## Exercise prompt:
When you print the records below, keep every word exact and leave out the images.

-------

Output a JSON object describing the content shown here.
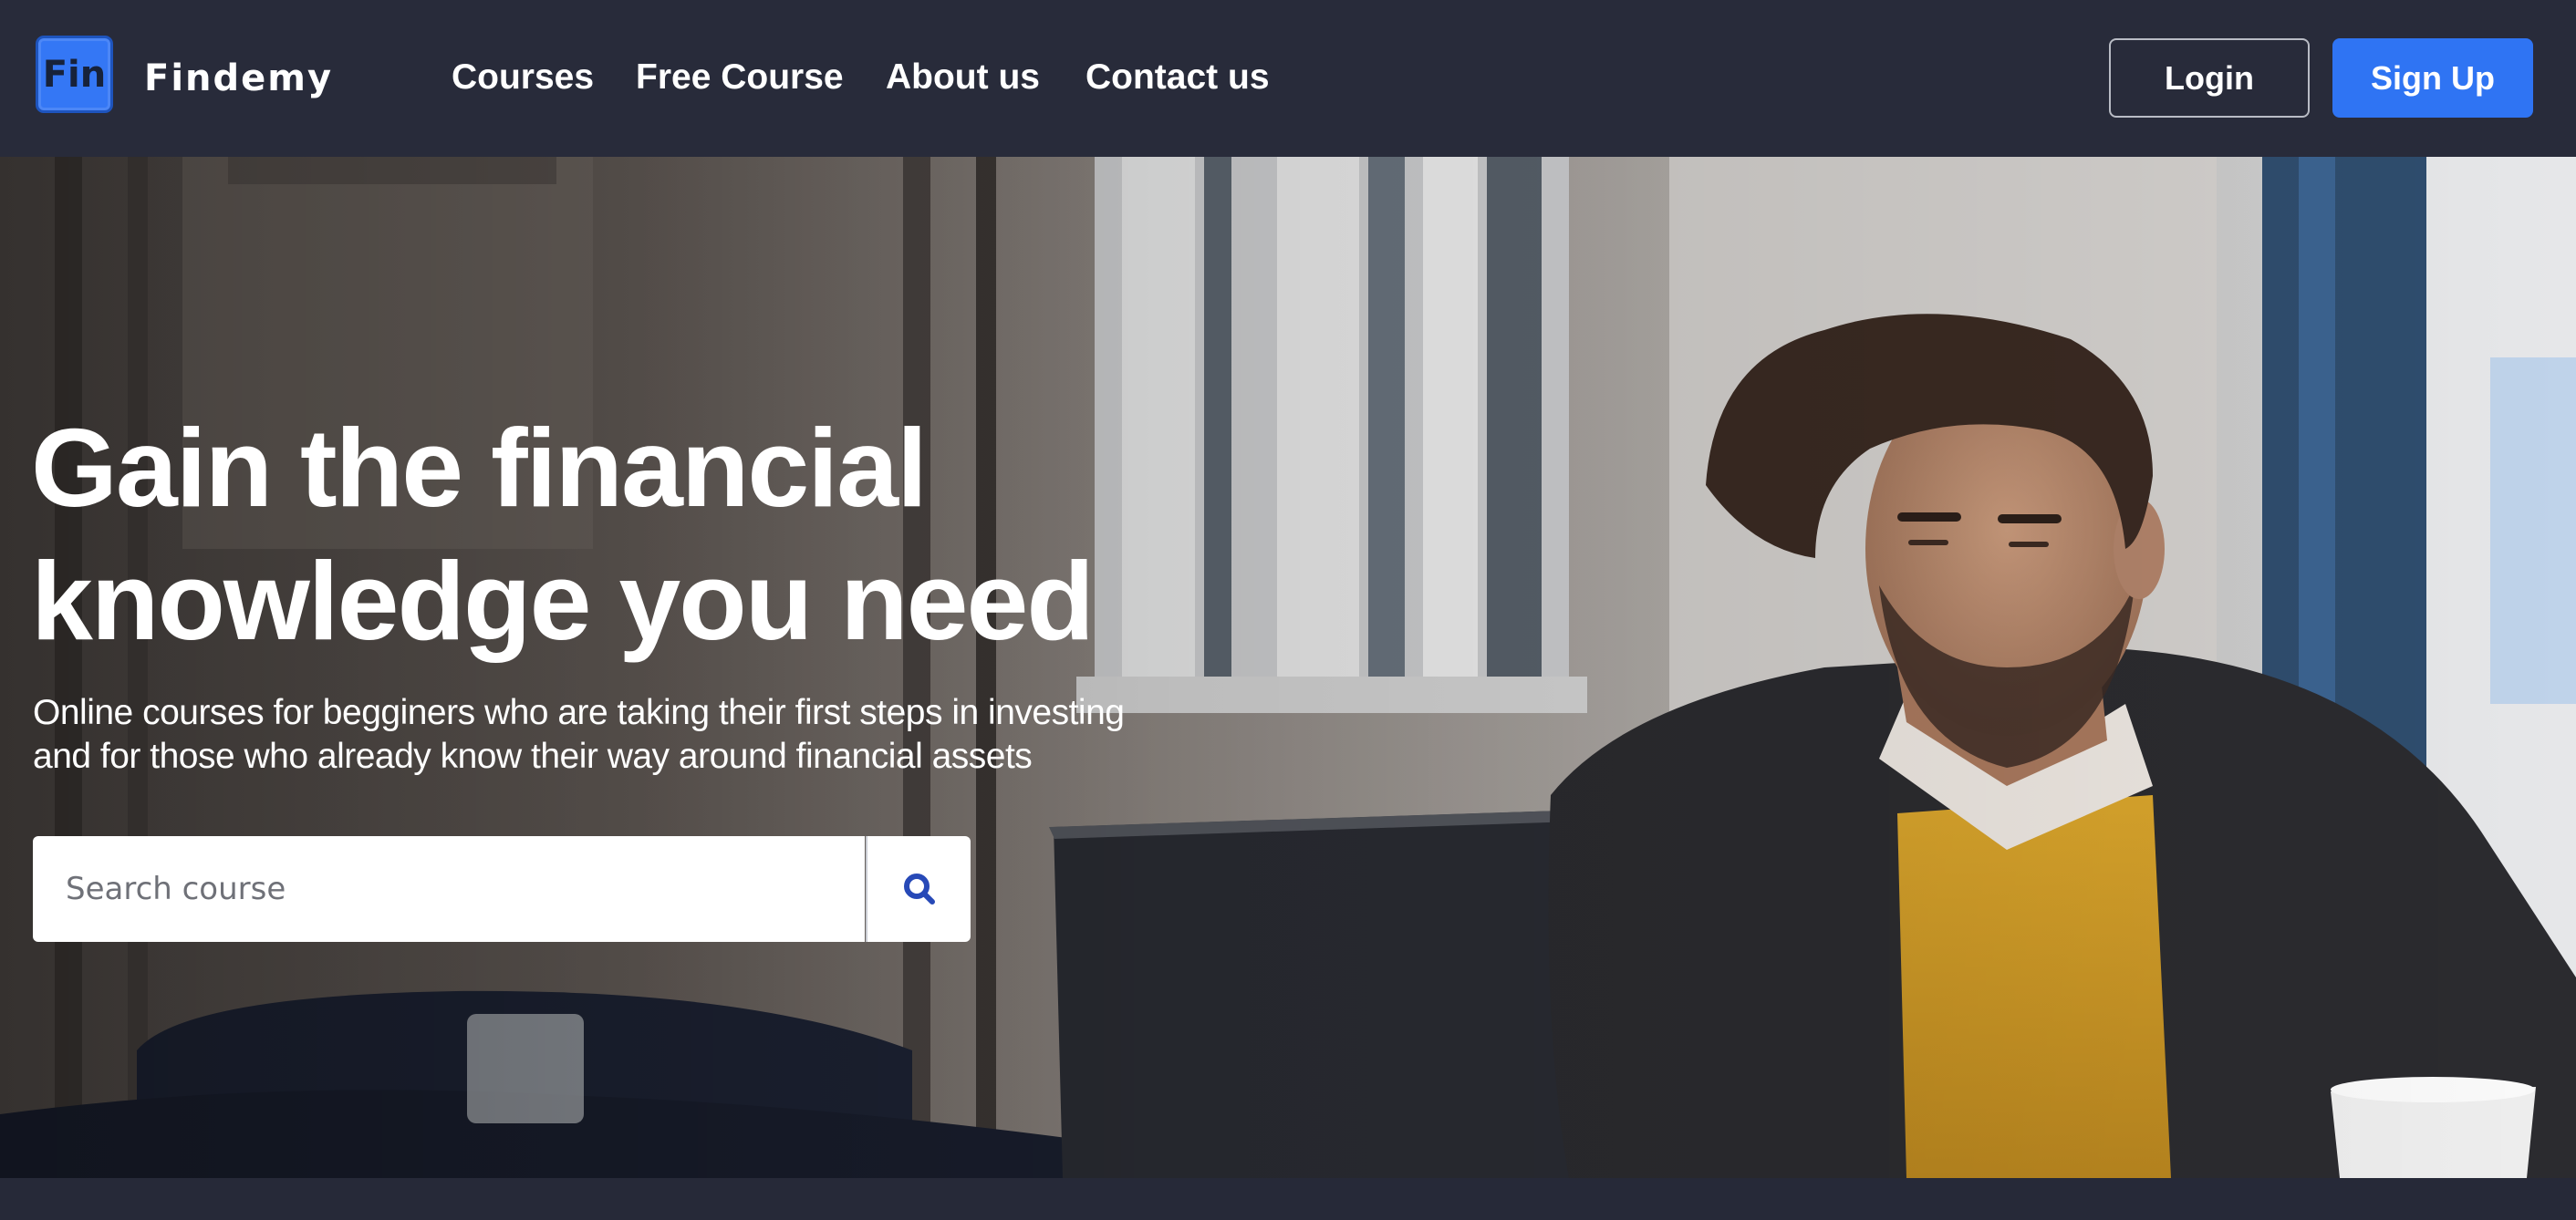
{
  "header": {
    "logo_text": "Fin",
    "brand_name": "Findemy",
    "nav": {
      "courses": "Courses",
      "free_course": "Free Course",
      "about": "About us",
      "contact": "Contact us"
    },
    "login_label": "Login",
    "signup_label": "Sign Up"
  },
  "hero": {
    "title_line1": "Gain the financial",
    "title_line2": "knowledge you need",
    "subtitle_line1": "Online courses for begginers who are taking their first steps in investing",
    "subtitle_line2": "and for those who already know their way around financial assets",
    "search": {
      "placeholder": "Search course",
      "value": ""
    },
    "search_icon": "magnifier-icon"
  },
  "colors": {
    "header_bg": "#282b3a",
    "accent_blue": "#2f74f3",
    "logo_blue": "#3477f5",
    "icon_blue": "#2749b7",
    "page_bg": "#262938"
  }
}
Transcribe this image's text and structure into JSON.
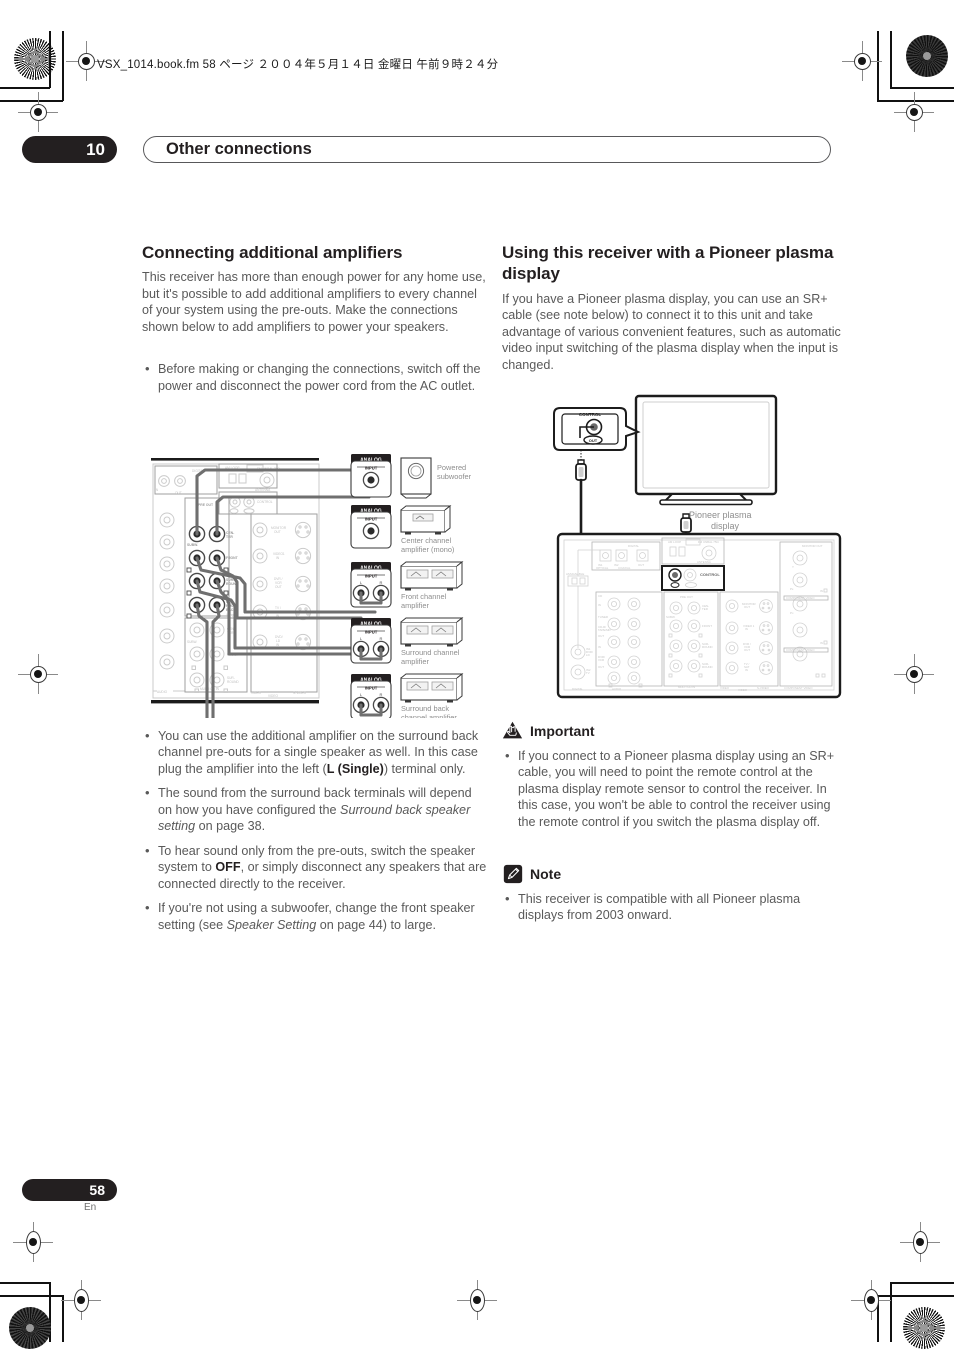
{
  "page": {
    "filestamp": "VSX_1014.book.fm  58 ページ  ２００４年５月１４日   金曜日   午前９時２４分",
    "chapter_number": "10",
    "chapter_title": "Other connections",
    "page_number": "58",
    "language_code": "En"
  },
  "left_column": {
    "heading": "Connecting additional amplifiers",
    "intro": "This receiver has more than enough power for any home use, but it's possible to add additional amplifiers to every channel of your system using the pre-outs. Make the connections shown below to add amplifiers to power your speakers.",
    "top_bullets": [
      "Before making or changing the connections, switch off the power and disconnect the power cord from the AC outlet."
    ],
    "bottom_bullets": [
      {
        "parts": [
          {
            "text": "You can use the additional amplifier on the surround back channel pre-outs for a single speaker as well. In this case plug the amplifier into the left (",
            "style": "normal"
          },
          {
            "text": "L (Single)",
            "style": "bold"
          },
          {
            "text": ") terminal only.",
            "style": "normal"
          }
        ]
      },
      {
        "parts": [
          {
            "text": "The sound from the surround back terminals will depend on how you have configured the ",
            "style": "normal"
          },
          {
            "text": "Surround back speaker setting",
            "style": "italic"
          },
          {
            "text": " on page 38.",
            "style": "normal"
          }
        ]
      },
      {
        "parts": [
          {
            "text": "To hear sound only from the pre-outs, switch the speaker system to ",
            "style": "normal"
          },
          {
            "text": "OFF",
            "style": "bold"
          },
          {
            "text": ", or simply disconnect any speakers that are connected directly to the receiver.",
            "style": "normal"
          }
        ]
      },
      {
        "parts": [
          {
            "text": "If you're not using a subwoofer, change the front speaker setting (see ",
            "style": "normal"
          },
          {
            "text": "Speaker Setting",
            "style": "italic"
          },
          {
            "text": " on page 44) to large.",
            "style": "normal"
          }
        ]
      }
    ],
    "diagram": {
      "name": "amplifier-preout-connection-diagram",
      "panel_labels": [
        "DIGITAL",
        "AM LOOP",
        "FM UNBAL 75Ω",
        "ANTENNA",
        "OUT",
        "PRE OUT",
        "CONTROL",
        "SUBW.",
        "CENTER",
        "FRONT",
        "SUR-ROUND",
        "SUR-ROUND BACK",
        "(Single)",
        "MONITOR OUT",
        "VIDEO1 IN",
        "DVR / VCR OUT",
        "TV / SAT IN",
        "DVD/ LD IN",
        "MULTI CH IN",
        "AUDIO",
        "VIDEO",
        "S-VIDEO"
      ],
      "devices": [
        {
          "jack_label": "ANALOG",
          "jack_sub": "INPUT",
          "jacks": [
            "mono"
          ],
          "caption": "Powered subwoofer",
          "type": "subwoofer"
        },
        {
          "jack_label": "ANALOG",
          "jack_sub": "INPUT",
          "jacks": [
            "mono"
          ],
          "caption": "Center channel amplifier (mono)",
          "type": "amp-1ch"
        },
        {
          "jack_label": "ANALOG",
          "jack_sub": "INPUT",
          "jacks": [
            "L",
            "R"
          ],
          "caption": "Front channel amplifier",
          "type": "amp-2ch"
        },
        {
          "jack_label": "ANALOG",
          "jack_sub": "INPUT",
          "jacks": [
            "L",
            "R"
          ],
          "caption": "Surround channel amplifier",
          "type": "amp-2ch"
        },
        {
          "jack_label": "ANALOG",
          "jack_sub": "INPUT",
          "jacks": [
            "L",
            "R"
          ],
          "caption": "Surround back channel amplifier",
          "type": "amp-2ch"
        }
      ]
    }
  },
  "right_column": {
    "heading": "Using this receiver with a Pioneer plasma display",
    "intro": "If you have a Pioneer plasma display, you can use an SR+ cable (see note below) to connect it to this unit and take advantage of various convenient features, such as automatic video input switching of the plasma display when the input is changed.",
    "diagram": {
      "name": "plasma-display-connection-diagram",
      "callout_label": "CONTROL",
      "callout_port": "OUT",
      "display_caption": "Pioneer plasma display",
      "panel_labels": [
        "DIGITAL",
        "AM LOOP",
        "FM UNBAL 75Ω",
        "PRE OUT",
        "CONTROL",
        "MONITOR OUT",
        "MULTI CH IN",
        "COMPONENT VIDEO",
        "VIDEO",
        "S-VIDEO",
        "AUDIO",
        "OUT",
        "IN"
      ]
    },
    "important": {
      "icon": "warning-icon",
      "title": "Important",
      "bullets": [
        "If you connect to a Pioneer plasma display using an SR+ cable, you will need to point the remote control at the plasma display remote sensor to control the receiver. In this case, you won't be able to control the receiver using the remote control if you switch the plasma display off."
      ]
    },
    "note": {
      "icon": "pencil-icon",
      "title": "Note",
      "bullets": [
        "This receiver is compatible with all Pioneer plasma displays from 2003 onward."
      ]
    }
  },
  "colors": {
    "ink": "#231f20",
    "body_text": "#595959",
    "rule": "#58585a",
    "cable": "#6d6d6d"
  }
}
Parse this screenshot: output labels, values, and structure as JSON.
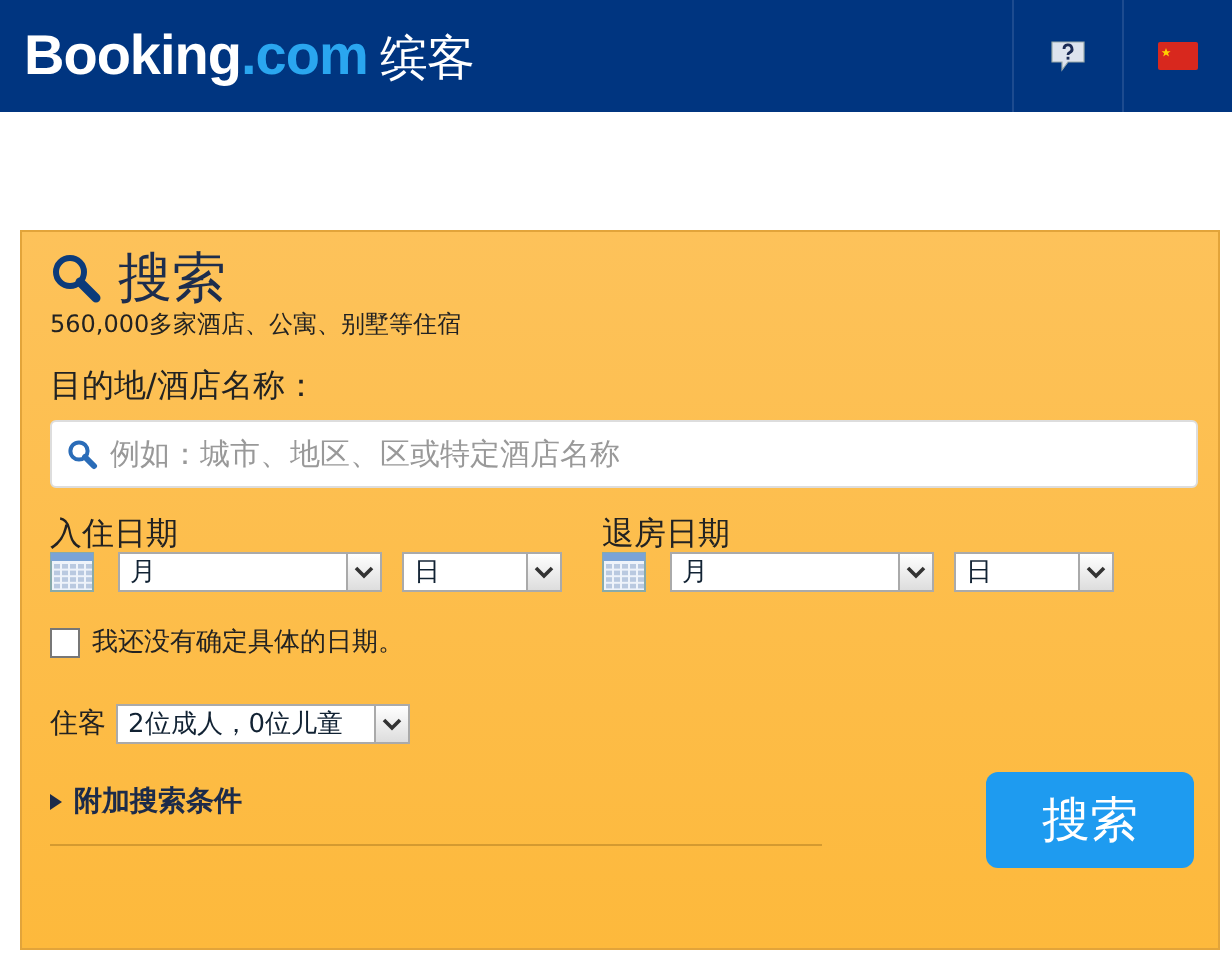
{
  "header": {
    "logo": {
      "brand": "Booking",
      "suffix": ".com",
      "local": "缤客"
    }
  },
  "search": {
    "title": "搜索",
    "subtitle": "560,000多家酒店、公寓、别墅等住宿",
    "destination_label": "目的地/酒店名称：",
    "destination_placeholder": "例如：城市、地区、区或特定酒店名称",
    "dates": [
      {
        "label": "入住日期",
        "month": "月",
        "day": "日"
      },
      {
        "label": "退房日期",
        "month": "月",
        "day": "日"
      }
    ],
    "no_dates": {
      "label": "我还没有确定具体的日期。",
      "checked": false
    },
    "guests_label": "住客",
    "guests_value": "2位成人，0位儿童",
    "more_options": "附加搜索条件",
    "button": "搜索"
  }
}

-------

## Exercise answer:
Output a JSON object describing the content shown here.
{
  "header": {
    "logo_text": "Fin",
    "brand_name": "Findemy",
    "nav": {
      "courses": "Courses",
      "free_course": "Free Course",
      "about": "About us",
      "contact": "Contact us"
    },
    "login_label": "Login",
    "signup_label": "Sign Up"
  },
  "hero": {
    "title_line1": "Gain the financial",
    "title_line2": "knowledge you need",
    "subtitle_line1": "Online courses for begginers who are taking their first steps in investing",
    "subtitle_line2": "and for those who already know their way around financial assets",
    "search": {
      "placeholder": "Search course",
      "value": ""
    },
    "search_icon": "magnifier-icon"
  },
  "colors": {
    "header_bg": "#282b3a",
    "accent_blue": "#2f74f3",
    "logo_blue": "#3477f5",
    "icon_blue": "#2749b7",
    "page_bg": "#262938"
  }
}
Transcribe this image's text and structure into JSON.
{
  "page": {
    "filestamp": "VSX_1014.book.fm  58 ページ  ２００４年５月１４日   金曜日   午前９時２４分",
    "chapter_number": "10",
    "chapter_title": "Other connections",
    "page_number": "58",
    "language_code": "En"
  },
  "left_column": {
    "heading": "Connecting additional amplifiers",
    "intro": "This receiver has more than enough power for any home use, but it's possible to add additional amplifiers to every channel of your system using the pre-outs. Make the connections shown below to add amplifiers to power your speakers.",
    "top_bullets": [
      "Before making or changing the connections, switch off the power and disconnect the power cord from the AC outlet."
    ],
    "bottom_bullets": [
      {
        "parts": [
          {
            "text": "You can use the additional amplifier on the surround back channel pre-outs for a single speaker as well. In this case plug the amplifier into the left (",
            "style": "normal"
          },
          {
            "text": "L (Single)",
            "style": "bold"
          },
          {
            "text": ") terminal only.",
            "style": "normal"
          }
        ]
      },
      {
        "parts": [
          {
            "text": "The sound from the surround back terminals will depend on how you have configured the ",
            "style": "normal"
          },
          {
            "text": "Surround back speaker setting",
            "style": "italic"
          },
          {
            "text": " on page 38.",
            "style": "normal"
          }
        ]
      },
      {
        "parts": [
          {
            "text": "To hear sound only from the pre-outs, switch the speaker system to ",
            "style": "normal"
          },
          {
            "text": "OFF",
            "style": "bold"
          },
          {
            "text": ", or simply disconnect any speakers that are connected directly to the receiver.",
            "style": "normal"
          }
        ]
      },
      {
        "parts": [
          {
            "text": "If you're not using a subwoofer, change the front speaker setting (see ",
            "style": "normal"
          },
          {
            "text": "Speaker Setting",
            "style": "italic"
          },
          {
            "text": " on page 44) to large.",
            "style": "normal"
          }
        ]
      }
    ],
    "diagram": {
      "name": "amplifier-preout-connection-diagram",
      "panel_labels": [
        "DIGITAL",
        "AM LOOP",
        "FM UNBAL 75Ω",
        "ANTENNA",
        "OUT",
        "PRE OUT",
        "CONTROL",
        "SUBW.",
        "CENTER",
        "FRONT",
        "SUR-ROUND",
        "SUR-ROUND BACK",
        "(Single)",
        "MONITOR OUT",
        "VIDEO1 IN",
        "DVR / VCR OUT",
        "TV / SAT IN",
        "DVD/ LD IN",
        "MULTI CH IN",
        "AUDIO",
        "VIDEO",
        "S-VIDEO"
      ],
      "devices": [
        {
          "jack_label": "ANALOG",
          "jack_sub": "INPUT",
          "jacks": [
            "mono"
          ],
          "caption": "Powered subwoofer",
          "type": "subwoofer"
        },
        {
          "jack_label": "ANALOG",
          "jack_sub": "INPUT",
          "jacks": [
            "mono"
          ],
          "caption": "Center channel amplifier (mono)",
          "type": "amp-1ch"
        },
        {
          "jack_label": "ANALOG",
          "jack_sub": "INPUT",
          "jacks": [
            "L",
            "R"
          ],
          "caption": "Front channel amplifier",
          "type": "amp-2ch"
        },
        {
          "jack_label": "ANALOG",
          "jack_sub": "INPUT",
          "jacks": [
            "L",
            "R"
          ],
          "caption": "Surround channel amplifier",
          "type": "amp-2ch"
        },
        {
          "jack_label": "ANALOG",
          "jack_sub": "INPUT",
          "jacks": [
            "L",
            "R"
          ],
          "caption": "Surround back channel amplifier",
          "type": "amp-2ch"
        }
      ]
    }
  },
  "right_column": {
    "heading": "Using this receiver with a Pioneer plasma display",
    "intro": "If you have a Pioneer plasma display, you can use an SR+ cable (see note below) to connect it to this unit and take advantage of various convenient features, such as automatic video input switching of the plasma display when the input is changed.",
    "diagram": {
      "name": "plasma-display-connection-diagram",
      "callout_label": "CONTROL",
      "callout_port": "OUT",
      "display_caption": "Pioneer plasma display",
      "panel_labels": [
        "DIGITAL",
        "AM LOOP",
        "FM UNBAL 75Ω",
        "PRE OUT",
        "CONTROL",
        "MONITOR OUT",
        "MULTI CH IN",
        "COMPONENT VIDEO",
        "VIDEO",
        "S-VIDEO",
        "AUDIO",
        "OUT",
        "IN"
      ]
    },
    "important": {
      "icon": "warning-icon",
      "title": "Important",
      "bullets": [
        "If you connect to a Pioneer plasma display using an SR+ cable, you will need to point the remote control at the plasma display remote sensor to control the receiver. In this case, you won't be able to control the receiver using the remote control if you switch the plasma display off."
      ]
    },
    "note": {
      "icon": "pencil-icon",
      "title": "Note",
      "bullets": [
        "This receiver is compatible with all Pioneer plasma displays from 2003 onward."
      ]
    }
  },
  "colors": {
    "ink": "#231f20",
    "body_text": "#595959",
    "rule": "#58585a",
    "cable": "#6d6d6d"
  }
}
Parse this screenshot: output labels, values, and structure as JSON.
{
  "header": {
    "logo": {
      "brand": "Booking",
      "suffix": ".com",
      "local": "缤客"
    }
  },
  "search": {
    "title": "搜索",
    "subtitle": "560,000多家酒店、公寓、别墅等住宿",
    "destination_label": "目的地/酒店名称：",
    "destination_placeholder": "例如：城市、地区、区或特定酒店名称",
    "dates": [
      {
        "label": "入住日期",
        "month": "月",
        "day": "日"
      },
      {
        "label": "退房日期",
        "month": "月",
        "day": "日"
      }
    ],
    "no_dates": {
      "label": "我还没有确定具体的日期。",
      "checked": false
    },
    "guests_label": "住客",
    "guests_value": "2位成人，0位儿童",
    "more_options": "附加搜索条件",
    "button": "搜索"
  }
}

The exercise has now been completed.